Portugal, 199 ; sets out on 
another voyage, 204 ; sails into 
bay of Arguin, makes captives 
and returns, 205 ; makes a 
third voyage, 219 ; reaches 
Cape Palmar, 220 ; arms a cara- 
vel and sets sail, 240 ; is killed 
by Blackmoors, 241 

Trygveson, Olaf, 68 

Vallarte, his expedition and fate, 

Vaz, Tristam, sets out to explore 

as far as the coast of Guinea, 

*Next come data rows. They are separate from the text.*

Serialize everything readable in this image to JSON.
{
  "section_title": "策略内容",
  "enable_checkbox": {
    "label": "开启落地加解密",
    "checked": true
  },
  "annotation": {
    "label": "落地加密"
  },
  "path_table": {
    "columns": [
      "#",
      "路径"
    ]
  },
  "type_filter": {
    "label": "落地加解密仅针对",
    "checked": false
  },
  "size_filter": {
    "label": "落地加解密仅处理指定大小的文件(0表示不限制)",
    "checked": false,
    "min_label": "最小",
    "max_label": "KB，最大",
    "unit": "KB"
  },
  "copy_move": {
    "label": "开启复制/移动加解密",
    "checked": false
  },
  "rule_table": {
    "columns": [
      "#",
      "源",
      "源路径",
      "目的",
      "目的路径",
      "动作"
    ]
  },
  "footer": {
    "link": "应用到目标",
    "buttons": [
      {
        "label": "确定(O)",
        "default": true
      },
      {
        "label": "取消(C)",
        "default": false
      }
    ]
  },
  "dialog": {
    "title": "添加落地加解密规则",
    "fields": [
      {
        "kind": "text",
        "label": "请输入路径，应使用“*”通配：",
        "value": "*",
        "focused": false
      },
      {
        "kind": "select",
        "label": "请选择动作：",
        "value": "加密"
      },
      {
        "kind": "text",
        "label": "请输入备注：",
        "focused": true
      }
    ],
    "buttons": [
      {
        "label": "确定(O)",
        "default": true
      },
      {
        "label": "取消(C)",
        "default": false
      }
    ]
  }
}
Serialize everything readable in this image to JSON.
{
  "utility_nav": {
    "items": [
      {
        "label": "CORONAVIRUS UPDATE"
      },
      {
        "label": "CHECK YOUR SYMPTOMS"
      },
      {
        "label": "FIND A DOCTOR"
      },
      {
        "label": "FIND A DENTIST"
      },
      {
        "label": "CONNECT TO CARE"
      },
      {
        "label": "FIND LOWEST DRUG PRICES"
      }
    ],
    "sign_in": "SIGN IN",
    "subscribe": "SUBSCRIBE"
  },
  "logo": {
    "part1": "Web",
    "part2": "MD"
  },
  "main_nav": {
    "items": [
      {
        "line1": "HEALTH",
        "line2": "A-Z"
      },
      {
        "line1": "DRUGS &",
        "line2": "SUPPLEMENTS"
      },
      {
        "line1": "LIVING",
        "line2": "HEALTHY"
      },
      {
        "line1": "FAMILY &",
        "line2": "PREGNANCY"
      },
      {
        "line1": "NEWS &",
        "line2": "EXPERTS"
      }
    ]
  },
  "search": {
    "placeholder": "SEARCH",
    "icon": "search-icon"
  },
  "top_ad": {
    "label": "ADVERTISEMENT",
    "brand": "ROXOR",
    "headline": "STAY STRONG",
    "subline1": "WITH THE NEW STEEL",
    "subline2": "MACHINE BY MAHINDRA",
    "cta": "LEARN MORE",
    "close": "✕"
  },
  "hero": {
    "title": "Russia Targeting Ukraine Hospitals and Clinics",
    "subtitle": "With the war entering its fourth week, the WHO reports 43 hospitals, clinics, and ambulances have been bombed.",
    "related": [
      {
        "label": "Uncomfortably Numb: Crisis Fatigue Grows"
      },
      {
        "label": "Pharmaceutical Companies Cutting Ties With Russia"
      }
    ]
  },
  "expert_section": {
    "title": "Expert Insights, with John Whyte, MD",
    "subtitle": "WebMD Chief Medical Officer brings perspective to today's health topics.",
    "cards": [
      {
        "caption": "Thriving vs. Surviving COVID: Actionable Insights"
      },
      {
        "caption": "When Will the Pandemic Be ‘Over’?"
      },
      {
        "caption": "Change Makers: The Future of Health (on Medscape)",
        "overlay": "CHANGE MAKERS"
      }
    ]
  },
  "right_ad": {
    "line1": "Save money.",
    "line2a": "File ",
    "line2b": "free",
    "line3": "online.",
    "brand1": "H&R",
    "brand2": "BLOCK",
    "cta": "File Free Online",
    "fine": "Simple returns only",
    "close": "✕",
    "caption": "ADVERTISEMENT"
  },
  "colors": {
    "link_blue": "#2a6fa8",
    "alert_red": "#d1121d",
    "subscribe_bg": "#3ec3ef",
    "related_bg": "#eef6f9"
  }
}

163 ; is rewarded, 166 ; heads 
three ships from Madeira in 
Lagos fleet, 229 
Vergil, Irish missionary, 40 
Vikings, highest type of explorers, 
31 ; Norse, discoveries, con- 
quests, and colonies, beginning 
of European expansion, 50 ; 
voyages of, 52 ; struggle with 
Esquimaux, 58 ; rename places 
visited, 65 ; work on south and 
south-west not one of explora- 
tion, 66 ; type of all, 69 ; credit 
due, for discoveries, 72 ; their 
principalities in time of Alfred, 


Vinland, discovery of, 57 \ re- 
named, 60 ; visited and aban- 
doned by Thorfinn, 61 ; re- 
colonised by Freydis, 62 ; frag- 
mentary notices of, 63 


" Wanderers," Lisbon, account 
of, 23 

William de Rubruquis, sent by 
St. Louis on errand of conver- 
sion and discovery, 92 ; inter- 
est of his work, 93 

Willibald, 44 

Wulfstan, 70 ; tells of voyages, 
71 : service of, to western 
geography, 72 



, Y 

Yacout, the Roman, Dictionary 

of, 26 
Yang-Tse-Kiang, 96 

2arco, John Gonsalvez, sets out 

to explore as far as the coast 
of Guinea, 163 ; Ins voyages, 
164-166 ; returns to Madeira, 
1 66 ; sends his caravel under 
his nephew with Lagos fleet, 
229 ; the voyage, 236-239 ; 
same caravel sent out again 3